Patiromer Use Could Help Heart Failure Patients Stay on Optimized RAASi Therapy

Conference | <b>American College of Cardiology</b>

Data from the DIAMOND trial suggests use of patiromer could help patients maintain optimized RAASi therapy, even if they were experiencing or had a history of hyperkalemia.

Data from the DIAMOND trial suggest use of patiromer (Veltassa) could help patients maintain optimized heart failure therapy, even if they have a history of hyperkalemia.

Presented at the American College of Cardiology’s 71st Annual Scientific Sessions, results of the phase 3b trial suggest use of patiromer was associated with a significant reduction in blood potassium levels among patients taking RAASi medications for heart failure.

“On the basis of these results, unless accessibility or affordability of medications is an issue, there’s no good reason not to use potassium binders to optimize heart failure medical therapy,” said Javed Butler, MD, MPH, MBA, president of Baylor, Scott & White Research Institute in Texas and distinguished professor of medicine at the University of Mississippi, in a statement from the ACC. “For cases where hyperkalemia is the dominant reason for not giving guideline-directed RAASi therapy, I think what we are achieving with patiromer is an enablement strategy to allow patients to get appropriate RAASi therapy while simultaneously lowering the risk of hyperkalemia.”

Although RAASi therapy carries a class 1 level of recommendation for us in patients with heart failure, patients with a history of or current hyperkalemia often have RAASi therapy discontinued or down titrated. With this in mind, investigators sought to assess whether treatment with patiromer, which is a novel potassium binder from Vifor Pharma, was associated with a lowering of serum potassium levels.

Led by Butler, the trial enrolled hyperkalemic and normokalemic patients with a history of hyperkalemia leading to RAASi reduction or discontinuation. Patients underwent a single-0blinded run-in phase that last ed up to 12 weeks. During this time period, patients were initiated on patiromer, had ACE/ARB/ARNi therapy optimized, and were initiated on or had MRA therapy optimized. In the treatment phase, patients were randomized to continued patiromer or placebo therapy.

Overall, 1194 patients entered the run-in phase and 878 underwent randomization, with 439 patients randomized to patiromer and 439 randomized to placebo therapy. The study cohort had a mean age of 66.9±10 years, 27% were women, a median follow-up of 266.6 days, and a mean ejection fraction at baseline was 33.5%. Of the 439 patients in each arm, 360 randomized to patiromer and 367 randomized to placebo therapy completed the study treatment.

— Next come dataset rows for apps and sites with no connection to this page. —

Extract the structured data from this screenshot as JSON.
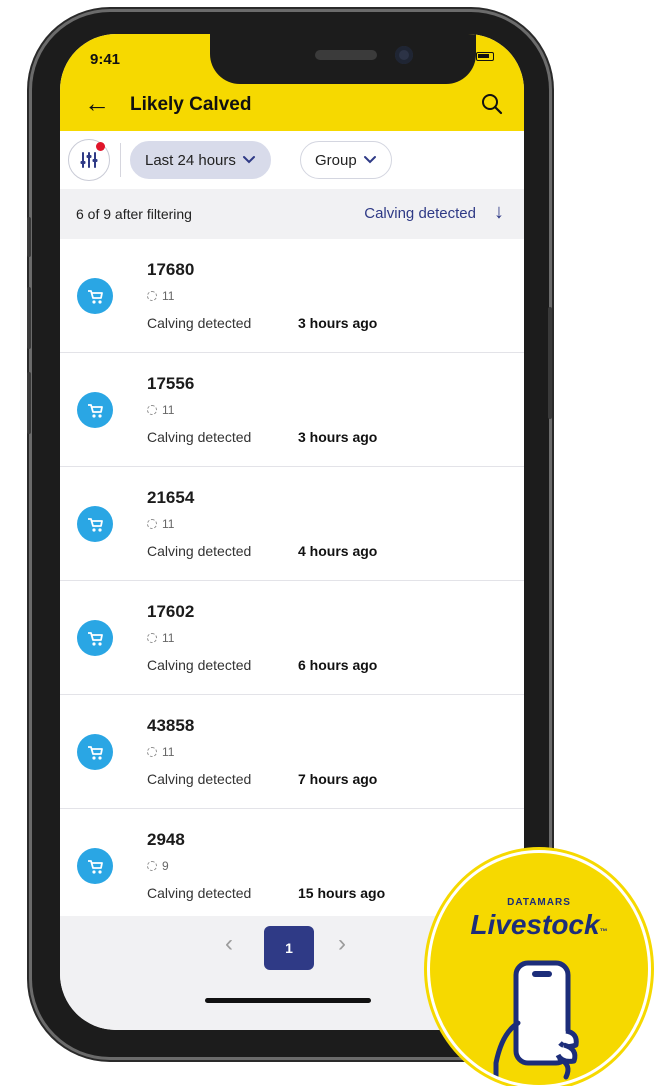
{
  "status_bar": {
    "time": "9:41"
  },
  "header": {
    "title": "Likely Calved",
    "back_icon": "arrow-left-icon",
    "search_icon": "search-icon"
  },
  "filters": {
    "filter_icon": "sliders-icon",
    "chips": [
      {
        "label": "Last 24 hours",
        "active": true
      },
      {
        "label": "Group",
        "active": false
      }
    ]
  },
  "summary": {
    "count_text": "6 of 9 after filtering",
    "sort_label": "Calving detected",
    "sort_icon": "arrow-down-icon"
  },
  "animals": [
    {
      "id": "17680",
      "group": "11",
      "status": "Calving detected",
      "time": "3 hours ago"
    },
    {
      "id": "17556",
      "group": "11",
      "status": "Calving detected",
      "time": "3 hours ago"
    },
    {
      "id": "21654",
      "group": "11",
      "status": "Calving detected",
      "time": "4 hours ago"
    },
    {
      "id": "17602",
      "group": "11",
      "status": "Calving detected",
      "time": "6 hours ago"
    },
    {
      "id": "43858",
      "group": "11",
      "status": "Calving detected",
      "time": "7 hours ago"
    },
    {
      "id": "2948",
      "group": "9",
      "status": "Calving detected",
      "time": "15 hours ago"
    }
  ],
  "pagination": {
    "prev": "‹",
    "current": "1",
    "next": "›"
  },
  "badge": {
    "company": "DATAMARS",
    "product": "Livestock",
    "mark": "™"
  },
  "colors": {
    "accent_yellow": "#f6d900",
    "primary_navy": "#2f3a86",
    "icon_blue": "#2aa6e4",
    "alert_red": "#e0142a"
  }
}
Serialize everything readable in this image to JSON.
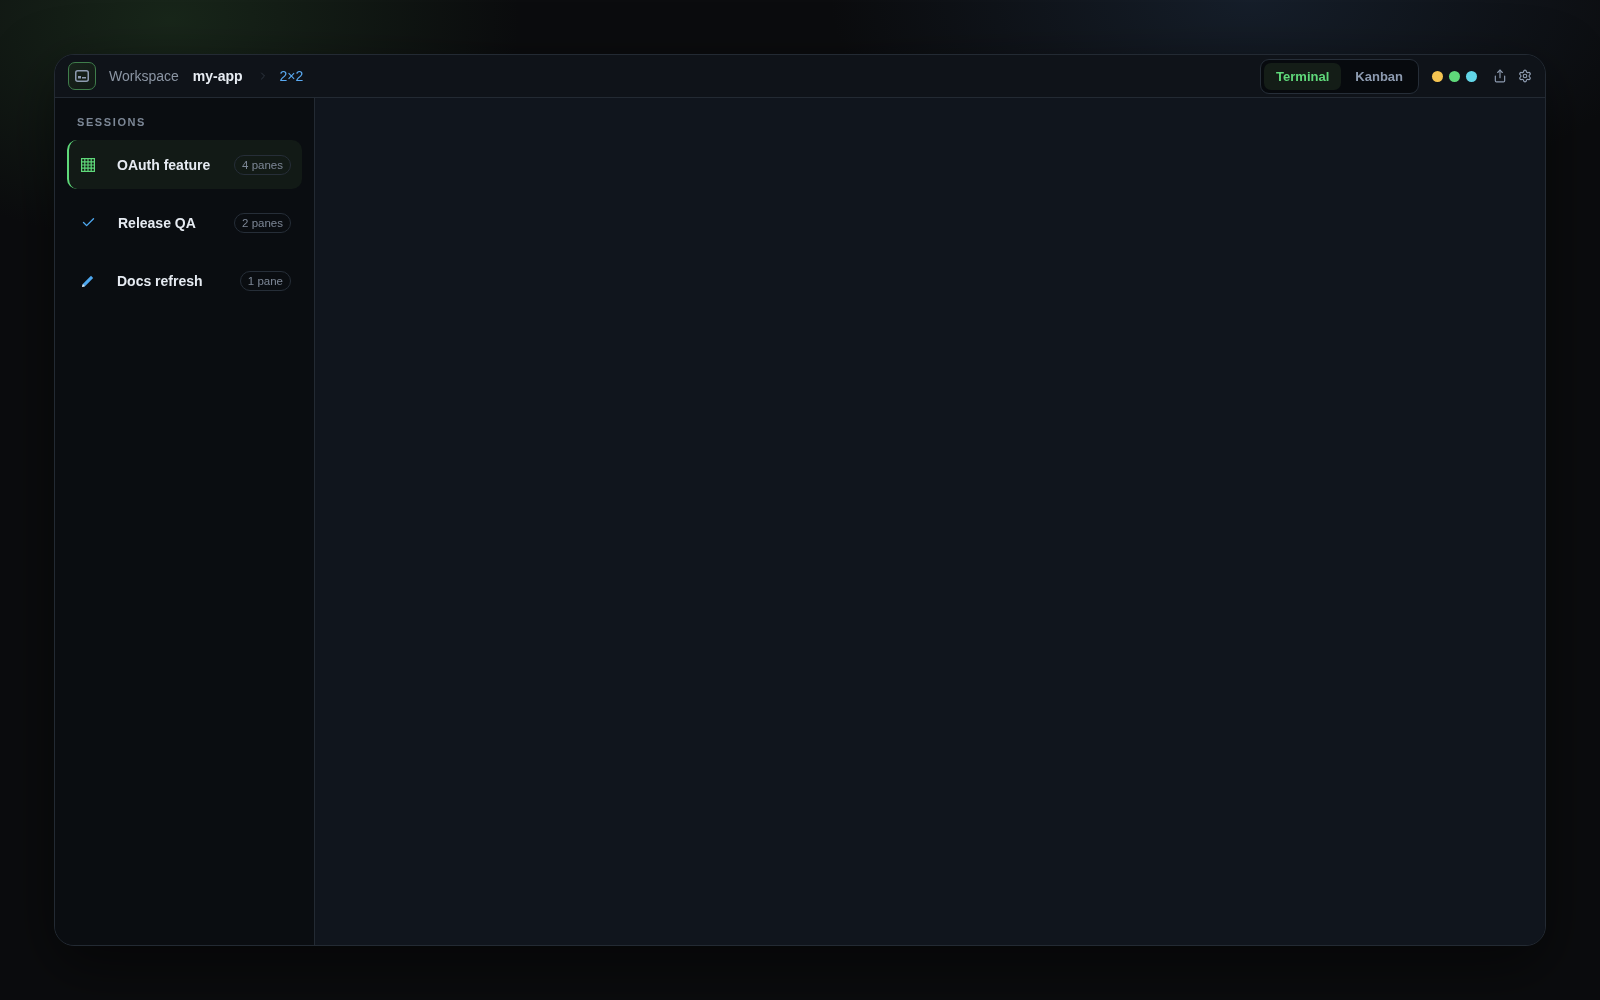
{
  "header": {
    "workspace_label": "Workspace",
    "project": "my-app",
    "layout": "2×2",
    "view_switch": [
      {
        "label": "Terminal",
        "selected": true
      },
      {
        "label": "Kanban",
        "selected": false
      }
    ],
    "status_dots": [
      {
        "color": "#f5c451"
      },
      {
        "color": "#5fd97a"
      },
      {
        "color": "#62d6e8"
      }
    ]
  },
  "sidebar": {
    "title": "SESSIONS",
    "sessions": [
      {
        "name": "OAuth feature",
        "panes": "4 panes",
        "selected": true
      },
      {
        "name": "Release QA",
        "panes": "2 panes",
        "selected": false
      },
      {
        "name": "Docs refresh",
        "panes": "1 pane",
        "selected": false
      }
    ]
  }
}
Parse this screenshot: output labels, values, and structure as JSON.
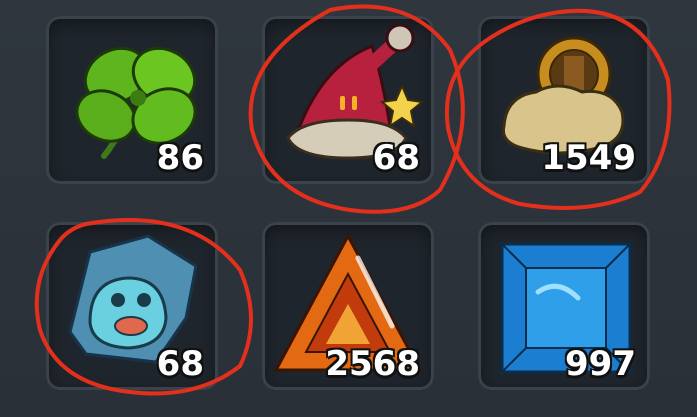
{
  "inventory": {
    "items": [
      {
        "icon": "four-leaf-clover-icon",
        "count": "86"
      },
      {
        "icon": "santa-hat-icon",
        "count": "68"
      },
      {
        "icon": "gold-coin-ore-icon",
        "count": "1549"
      },
      {
        "icon": "slime-fossil-icon",
        "count": "68"
      },
      {
        "icon": "fire-triangle-gem-icon",
        "count": "2568"
      },
      {
        "icon": "blue-square-gem-icon",
        "count": "997"
      }
    ]
  },
  "annotations": {
    "color": "#e3301c",
    "circled_slots": [
      1,
      2,
      3
    ]
  }
}
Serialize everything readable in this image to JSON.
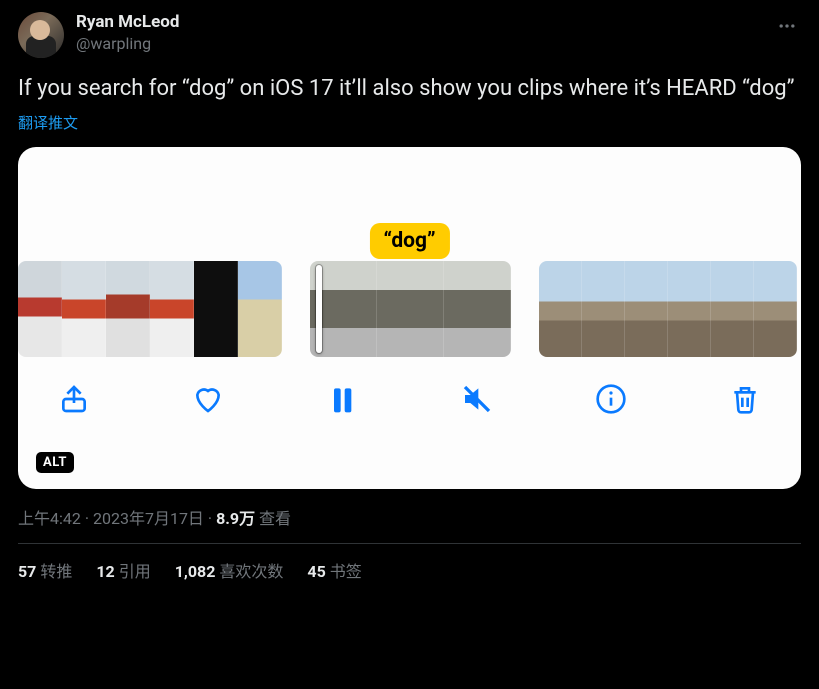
{
  "author": {
    "display_name": "Ryan McLeod",
    "handle": "@warpling"
  },
  "body": "If you search for “dog” on iOS 17 it’ll also show you clips where it’s HEARD “dog”",
  "translate_label": "翻译推文",
  "media": {
    "search_label": "“dog”",
    "alt_badge": "ALT",
    "toolbar": {
      "share": "share-icon",
      "like": "heart-icon",
      "pause": "pause-icon",
      "mute": "mute-icon",
      "info": "info-icon",
      "delete": "trash-icon"
    }
  },
  "meta": {
    "time": "上午4:42",
    "date": "2023年7月17日",
    "sep": " · ",
    "views_num": "8.9万",
    "views_label": " 查看"
  },
  "stats": {
    "retweets": {
      "num": "57",
      "label": "转推"
    },
    "quotes": {
      "num": "12",
      "label": "引用"
    },
    "likes": {
      "num": "1,082",
      "label": "喜欢次数"
    },
    "bookmarks": {
      "num": "45",
      "label": "书签"
    }
  }
}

The primary endpoint of interest for the study was the adjusted mean change in serum potassium levels to the end of the study period. Secondary endpoints included time to first event of hyperkalemia, time to reduction of MRA dose below the 50 mg target, investigator-reported adverse events of hyperkalemia, and win-ratio for morbidity and mortality adjusted hyperkalemia. Of note, hyperemia incidence was defined as a level above 5.5 mEq/L and investigators assessed both first and total events of hyperkalemia.

Upon analysis, results of the study suggested there was a between-group difference in serum potassium levels of -0.10 mEq/L (95% CI, -0.13 to -0.07) favoring patiromer. In adjusted models, the mean change from randomization to end of study among the placebo arm was 0.13 (95% CI, 0.09-0.16) and 0.03 (95% CI, -0.01 to 0.07). Analysis of secondary end points demonstrated use of patiromer was associated with a reduction in risk of hyperkalemia (HR, 0.63 [95% CI, 0.45 to 0.87]; P=.006) and a reduction in risk of total hyperkalemic events (HR, 0.66 [95% CI, 0.53-0.81]; P <.001).

“These results are further evidence for the use of potassium binders to optimize heart failure medical therapy”, added Butler, in a statement from Vifor Pharma, the study’s sponsor. “RAASi offers significant survival benefits for these patients, but due to risk of hyperkalemia these therapies are unfortunately underutilized in practice. For cases where hyperkalemia is the dominant reason for not giving guideline-directed RAASi therapy, Veltassa can be an enablement strategy to allow patients to get optimized RAASi therapy while simultaneously lowering the risk of hyperkalemia”.

This study, “Patiromer For The Management Of Hyperkalemia In Subjects Receiving Renin-Angiotensin-Aldosterone System Inhibitors For Heart Failure With Reduced Ejection Fraction,” was presented at ACC.22.